Roy Taylor: What’s next for DiRECT? – by Eddie Johnston
Until recently, we thought that type 2 diabetes was a lifelong condition. But in 2017, the results of the DiRECT study revealed that it is possible for some people to go into remission. Professor Mike Lean and Professor Roy Taylor revealed that through a weight management programme, it’s possible for some people with type 2 diabetes to have healthy levels of blood sugar without needing medication.
It’s an incredibly exciting discovery that’s already having an impact. It’s helped people like Shivali go into remission and avoid unpleasant side effects from her medication. And last month, Professor Taylor published a book called ‘Life Without Diabetes’ aimed at helping people better understand the development of type 2 diabetes and what remission means.
But there’s still plenty of research to do. While the results of DIRECT are exciting, there’s important questions that need to be answered.
DiRECT involved over 300 participants, but almost all of them were white and from the Tyneside and Glasgow areas. We need to be sure that the biology behind type 2 diabetes is not different across different ethnicities, and we don’t yet know if everyone can benefit from treatments like the one tested in DiRECT.
Professor Taylor wanted to find out if an approach similar to DiRECT could help black Caribbean people put their type 2 diabetes into remission.

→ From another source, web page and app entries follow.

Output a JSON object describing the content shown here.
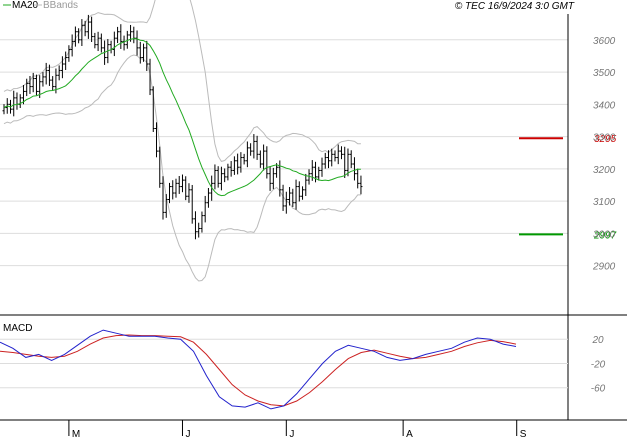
{
  "header": {
    "legend_ma": "MA20",
    "legend_bbands": "BBands",
    "copyright": "© TEC 16/9/2024 3:0 GMT"
  },
  "colors": {
    "candle": "#000000",
    "ma": "#22aa22",
    "bbands": "#bbbbbb",
    "grid": "#dddddd",
    "resistance": "#cc0000",
    "support": "#009900",
    "macd": "#2222cc",
    "signal": "#cc2222"
  },
  "chart_data": [
    {
      "type": "candlestick",
      "name": "price",
      "ylim": [
        2750,
        3680
      ],
      "yticks": [
        2900,
        3000,
        3100,
        3200,
        3300,
        3400,
        3500,
        3600
      ],
      "ytick_labels": [
        "2900",
        "3000",
        "3100",
        "3200",
        "3300",
        "3400",
        "3500",
        "3600"
      ],
      "x_month_labels": [
        {
          "label": "M",
          "index": 20
        },
        {
          "label": "J",
          "index": 55
        },
        {
          "label": "J",
          "index": 87
        },
        {
          "label": "A",
          "index": 123
        },
        {
          "label": "S",
          "index": 158
        }
      ],
      "close": [
        3390,
        3400,
        3385,
        3420,
        3400,
        3420,
        3440,
        3465,
        3455,
        3480,
        3440,
        3470,
        3485,
        3505,
        3475,
        3455,
        3490,
        3505,
        3525,
        3545,
        3570,
        3595,
        3625,
        3600,
        3645,
        3625,
        3655,
        3610,
        3585,
        3605,
        3575,
        3545,
        3585,
        3570,
        3605,
        3625,
        3595,
        3585,
        3615,
        3625,
        3605,
        3575,
        3545,
        3575,
        3525,
        3445,
        3325,
        3255,
        3155,
        3065,
        3105,
        3145,
        3125,
        3155,
        3145,
        3165,
        3115,
        3135,
        3045,
        3005,
        3015,
        3055,
        3095,
        3125,
        3155,
        3195,
        3155,
        3185,
        3175,
        3205,
        3195,
        3225,
        3205,
        3235,
        3225,
        3265,
        3255,
        3285,
        3245,
        3215,
        3255,
        3185,
        3155,
        3185,
        3205,
        3135,
        3085,
        3105,
        3125,
        3095,
        3145,
        3115,
        3135,
        3165,
        3185,
        3205,
        3175,
        3195,
        3215,
        3235,
        3225,
        3245,
        3235,
        3255,
        3245,
        3195,
        3245,
        3215,
        3185,
        3155,
        3145
      ],
      "annotations": [
        {
          "label": "3295",
          "value": 3295,
          "kind": "resistance"
        },
        {
          "label": "2997",
          "value": 2997,
          "kind": "support"
        }
      ]
    },
    {
      "type": "line",
      "name": "MACD",
      "title": "MACD",
      "ylim": [
        -110,
        55
      ],
      "yticks": [
        20,
        -20,
        -60
      ],
      "ytick_labels": [
        "20",
        "-20",
        "-60"
      ],
      "series": [
        {
          "name": "MACD",
          "values": [
            15,
            5,
            -10,
            -5,
            -15,
            -5,
            10,
            25,
            35,
            30,
            25,
            25,
            25,
            22,
            20,
            0,
            -40,
            -75,
            -90,
            -92,
            -85,
            -95,
            -90,
            -70,
            -45,
            -20,
            0,
            10,
            5,
            0,
            -10,
            -15,
            -12,
            -5,
            0,
            5,
            15,
            22,
            20,
            12,
            8
          ]
        },
        {
          "name": "Signal",
          "values": [
            0,
            -2,
            -5,
            -8,
            -10,
            -8,
            0,
            12,
            22,
            26,
            27,
            26,
            26,
            25,
            24,
            15,
            -5,
            -30,
            -55,
            -72,
            -82,
            -88,
            -90,
            -82,
            -68,
            -50,
            -30,
            -12,
            -2,
            2,
            -3,
            -8,
            -12,
            -10,
            -5,
            0,
            8,
            14,
            18,
            16,
            12
          ]
        }
      ]
    }
  ]
}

In a study published in Diabetic Medicine, the research team looked at 25 people in Barbados who were overweight and had been diagnosed with type 2 diabetes within the last six years.
In the UK, people of black African-Caribbean origin are up to three times more likely to develop type 2 diabetes than white people. Barbados also has particularly high rates of type 2 diabetes, so it’s vital we find treatments to help this high risk group.
Participants stopped taking diabetes medications and started a liquid diet of 800 calories a day for eight weeks. They were then supported by their healthcare team to gradually return to healthy eating, to help maintain their weight loss.
After eight weeks, people in the study had lost an average of 10kg, and a similar proportion had achieved normal blood sugar control to those in the 2011 Counterpoint study that led to the DiRECT trials. Eight months later, a majority of participants had kept both their weight and blood sugar levels down. Men were more likely to go into remission than women, as were those who lost more than 10kg.
The results of this 25 person study are promising, demonstrating that a DiRECT style approach is similarly effective across ethnicities. There’s more work to be done to see if a weight management programme could be implemented across the Caribbean to reduce the impact of type 2 diabetes.
The science behind the success
Another important question is how does weight loss lead to remission? Professor Taylor and the DiRECT team have already shown a link between weight loss and a reduction in the levels of fat inside the liver and pancreas.
As the levels of fat inside the pancreas reduce, the team found that the insulin-producing beta cells in pancreas can gradually start working again. It’s thought that this “re-booting” process is key to type 2 diabetes going into remission.
In a new study published in Cell Metabolism, Professor Taylor has been examining how the fat moves from the liver to the pancreas to damage beta cells. Fat is transported from the liver via the blood to all organs of the body in particles called ‘very low density lipoprotein’ (VLDL). In a person without type 2 diabetes, the liver produces only a small amount of VLDL. But if the liver builds up too much fat, it begins to move more to the rest of the body. This causes a build-up of fat in the wrong places – including the pancreas, stopping it from working properly.
The team studied 38 people who took part in the DiRECT study. In people who went into remission, they found that levels of liver fat had dropped. As a result, their liver was producing less VLDL, which coincided with less fat in the pancreas. In people who went into remission but redeveloped type 2 diabetes, they saw an increase in liver fat, an increase in VLDL produced by the liver and, as a result, increased pancreas fat.
This evidence suggests that type 2 diabetes could be a result of fat building up in the liver and pancreas and helps explain why weight loss leads to remission in some people.
Understanding more about how remission works, both on a scientific level and in different groups of people, is absolutely vital to help as many people go into remission as possible. Professor Taylor is particularly interested in people with type 2 diabetes who aren’t overweight.
He thinks that weight loss could help, and that people develop type 2 diabetes if they store more fat than their body can cope with. He and his team will discover if low-calorie meal replacements can help people with type 2 diabetes who aren’t obese to put their condition into remission. The research team will then measure the amount of fat in the pancreas and liver, to give them a picture of how much of a role weight loss plays in remission in people who aren’t overweight.